Friday, February 27, 2015

CFA @ GWAEA

CFA @ GWAEA
All students take tests that measure aptitude, intelligence, achievement and many other levels of skills, but some local teachers are working on a new approach to this testing that is proving to be a more powerful, insightful strategy for assessing students.

Over the past three quarters, teachers from Monticello, Benton Community, Tipton, North Cedar, Midland, Center Point Urbana, Solon, and Washington came together to share their best practices on the writing of common formative assessments.  

“Many assessments used in the classroom look at past achievement, knowledge and skills,” said Jo Prusha, Benton Community Schools Curriculum Director.  “Formative assessment is a process used by teachers and students during instruction -- during being the key word.  These assessments provide feedback to adjust ongoing teaching and learning to improve students' understanding and achievement of intended instructional outcomes.”

These professional learning sessions provided teachers an opportunity to increase knowledge and skills related to assessing students more accurately against the standards in specific content areas. Teachers analyzed student achievement data from the assessments they collaboratively developed, which then assisted teachers in planning future instruction to support student learning.

“The skills that teachers gained from these sessions will assist students at all ability levels,” said Gretchen Kriegel, Monticello Community Schools Curriculum Director.

As a result of these professional learning sessions, teachers will be writing focused assessments that will more accurately measure a student’s ability to demonstrate a specific standard.  “We aren’t concerned specifically with student assessment scores,” added, Gary Zittergruen, Superintendent, Benton Community Schools.  “All of our activities, including this exercise on formative assessments, are planned with a clear focus on student opportunity and achievement.”

CL/DT @ BC: Know better, do better...


 

“I did then what I knew how to do. Now that I know better, I do better.”  Maya Angelou

As we continue to move forward with "knowing better and doing better" we are striving for our CL/DT's to base decision on the "4 critical questions" in a culture of collaboration.
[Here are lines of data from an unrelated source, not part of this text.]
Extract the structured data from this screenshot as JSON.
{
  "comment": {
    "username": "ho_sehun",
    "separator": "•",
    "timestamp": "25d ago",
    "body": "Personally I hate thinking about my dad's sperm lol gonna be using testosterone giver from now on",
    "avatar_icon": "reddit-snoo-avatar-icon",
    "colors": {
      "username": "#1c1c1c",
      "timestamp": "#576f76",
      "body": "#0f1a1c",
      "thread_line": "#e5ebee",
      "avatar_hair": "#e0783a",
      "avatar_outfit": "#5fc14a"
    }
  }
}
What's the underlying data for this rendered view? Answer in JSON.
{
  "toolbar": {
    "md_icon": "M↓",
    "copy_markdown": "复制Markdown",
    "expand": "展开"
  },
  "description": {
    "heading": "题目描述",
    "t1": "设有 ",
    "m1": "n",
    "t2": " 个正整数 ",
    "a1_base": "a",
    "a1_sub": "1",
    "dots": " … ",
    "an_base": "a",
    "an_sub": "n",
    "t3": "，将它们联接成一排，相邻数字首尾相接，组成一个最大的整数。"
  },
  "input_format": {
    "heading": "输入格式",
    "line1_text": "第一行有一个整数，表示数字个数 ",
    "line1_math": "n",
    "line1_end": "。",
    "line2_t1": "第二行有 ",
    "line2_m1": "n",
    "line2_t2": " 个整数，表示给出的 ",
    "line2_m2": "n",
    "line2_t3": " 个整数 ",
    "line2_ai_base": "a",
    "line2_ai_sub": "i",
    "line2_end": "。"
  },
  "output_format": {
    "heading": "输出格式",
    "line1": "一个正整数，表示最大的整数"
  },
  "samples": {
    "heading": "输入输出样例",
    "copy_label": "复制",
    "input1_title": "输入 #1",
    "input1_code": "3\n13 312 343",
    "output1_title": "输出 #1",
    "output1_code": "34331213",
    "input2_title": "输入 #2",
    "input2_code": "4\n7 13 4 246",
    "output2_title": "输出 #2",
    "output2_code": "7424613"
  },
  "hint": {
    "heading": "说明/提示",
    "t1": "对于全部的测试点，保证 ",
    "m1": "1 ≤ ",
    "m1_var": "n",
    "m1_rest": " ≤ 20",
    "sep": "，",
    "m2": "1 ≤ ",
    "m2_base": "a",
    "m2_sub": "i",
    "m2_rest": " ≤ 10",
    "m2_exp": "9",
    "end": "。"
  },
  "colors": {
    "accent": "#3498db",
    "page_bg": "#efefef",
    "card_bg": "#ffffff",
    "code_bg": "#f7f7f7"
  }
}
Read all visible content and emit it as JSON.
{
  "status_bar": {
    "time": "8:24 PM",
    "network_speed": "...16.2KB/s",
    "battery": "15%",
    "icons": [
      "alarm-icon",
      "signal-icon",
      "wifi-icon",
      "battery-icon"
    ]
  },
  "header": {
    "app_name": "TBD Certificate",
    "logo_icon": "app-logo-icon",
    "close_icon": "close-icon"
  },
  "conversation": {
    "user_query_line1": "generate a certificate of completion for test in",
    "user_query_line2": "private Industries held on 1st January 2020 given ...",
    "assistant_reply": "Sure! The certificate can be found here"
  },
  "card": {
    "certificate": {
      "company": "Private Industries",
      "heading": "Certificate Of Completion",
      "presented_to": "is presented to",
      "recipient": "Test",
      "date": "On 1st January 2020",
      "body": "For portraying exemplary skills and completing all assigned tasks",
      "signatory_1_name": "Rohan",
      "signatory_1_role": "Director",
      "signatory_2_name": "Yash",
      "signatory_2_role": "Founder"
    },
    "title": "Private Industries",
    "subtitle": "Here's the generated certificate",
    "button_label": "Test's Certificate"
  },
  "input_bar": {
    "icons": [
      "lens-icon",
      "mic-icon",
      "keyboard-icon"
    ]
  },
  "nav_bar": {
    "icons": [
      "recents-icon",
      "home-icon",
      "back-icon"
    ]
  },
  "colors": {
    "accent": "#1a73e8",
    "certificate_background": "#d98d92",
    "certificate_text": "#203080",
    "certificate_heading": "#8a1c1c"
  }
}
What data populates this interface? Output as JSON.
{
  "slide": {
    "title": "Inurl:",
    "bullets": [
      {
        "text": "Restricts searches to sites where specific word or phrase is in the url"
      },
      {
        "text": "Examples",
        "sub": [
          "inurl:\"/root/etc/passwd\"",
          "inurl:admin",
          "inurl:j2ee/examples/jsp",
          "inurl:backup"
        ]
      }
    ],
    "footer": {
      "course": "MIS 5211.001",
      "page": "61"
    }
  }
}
With that being said we are sharing some processes and tools with you to use during your CL/DT time to help build collaboration and focus conversations.
  • CL/DT vision & one voice -- data teams lead into CL/DT and vice versa which are driven by set agenda developed by teachers & sent to administration to determine needed supports (if any) with supporting documentation/artifacts (please see examples below)